The final issue– what sort of relationship to have with China- may not be so immediate, but likely is the most important in the long term. During the campaign, Donald Trump indicated that he would be more demanding and confrontational with China. During the transition, he spoke directly with the Taiwanese President. This phone conversation deviated from long-established US policy, and angered China. China may not wait for the new president to test the relationship; they may want to show America and the world who sets the terms of the relationship.
What are his chances to succeed?
President Trump faces an less dire economic and foreign policy situation than his predecessor (who faced the consequences of the 2007 financial crisis and aftermath of the decision to remove Saddam Hussein from power in Iraq). On the other hand, it appears he will have less of a “honeymoon”- the period of good will given to new presidents by the populace and both parties– due to the narrowness of his victory and the harshness of the campaign.
His mandate to govern is composed of many, often contradictory pieces. Part of it wants to build a wall on the border of Mexico; part of it does not want to pay a dime to do it. Part of his supporters want the US government to invest in upgrading the country’s infrastructure; part of it helped block Barack Obama’s attempts to do that. Part of his support wants to repeal Obamacare; part of it just renewed or registered for it. Part of his support wants to repeal trade treaties and stop globalization; part of it has been the strongest supporters of free global trade. Part of his supporters want to confront China: another part were the primary supporters of bringing them into the global market.
Donald Trump proved to be the Republican candidate most capable of attracting the two awkwardly co-existing forces within the Party: the traditionalist social and economically conservative pro-business party and the more nationalistic Tea Party movement. He did it by appealing to the Tea Party elements first and then persuading the more traditional elements that he would be better for them than Hillary Clinton. Not many thought it possible.

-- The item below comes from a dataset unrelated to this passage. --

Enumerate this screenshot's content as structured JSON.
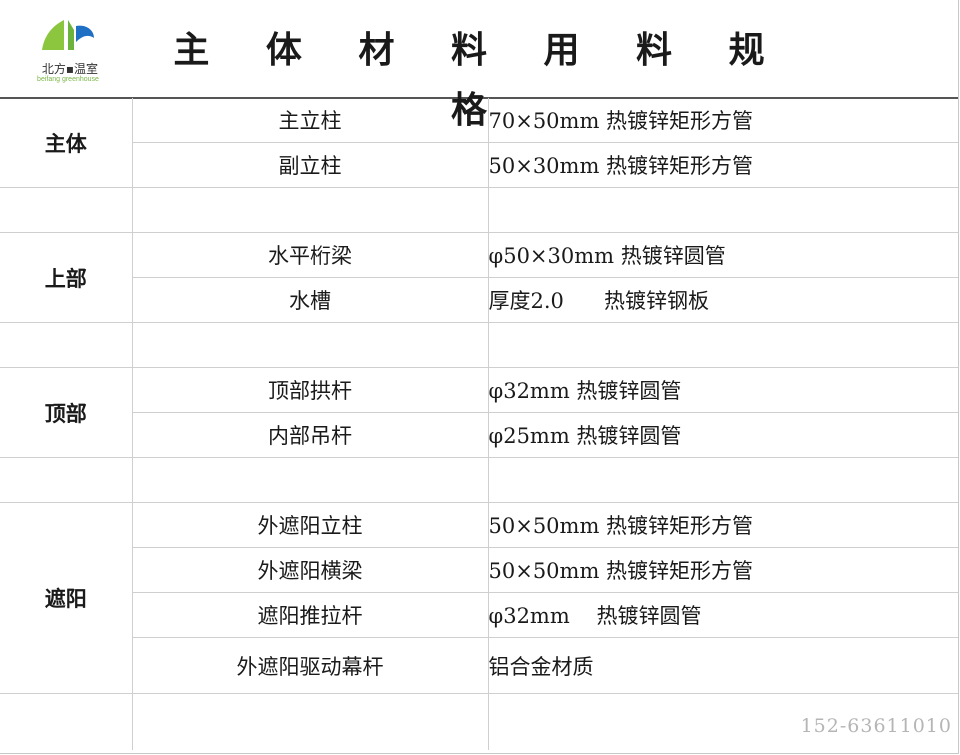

His next task will require a different set of tools. On January 20th, the president-elect will move from words to action. The presidency is a battle of attrition. With each decision, you win or lose support. Since elections allow promises and governing requires compromise, it helps to start with a large margin of voters who are unified about what they want you do. President Obama promised hope and change– which meant different things to different people– and went from 69.5 million votes in 2008 to 66 million votes four years later (on the other hand, Reagan, Clinton and George W. Bush all increased their vote count). Donald Trump has a margin of a little over 100,000 votes in three states, and a nearly 3 million vote deficit nationwide. He has no support he can lose and still win the next election. That means that he likely will not only need to keep the Republicans in Congress on his side, but find some support among the Democrats for his economic agenda. The key pivot point of his presidency may be Chuck Schumer, the new Democratic leader of the Senate and longtime acquaintance from New York whose political career was aided by Trump donations in the past.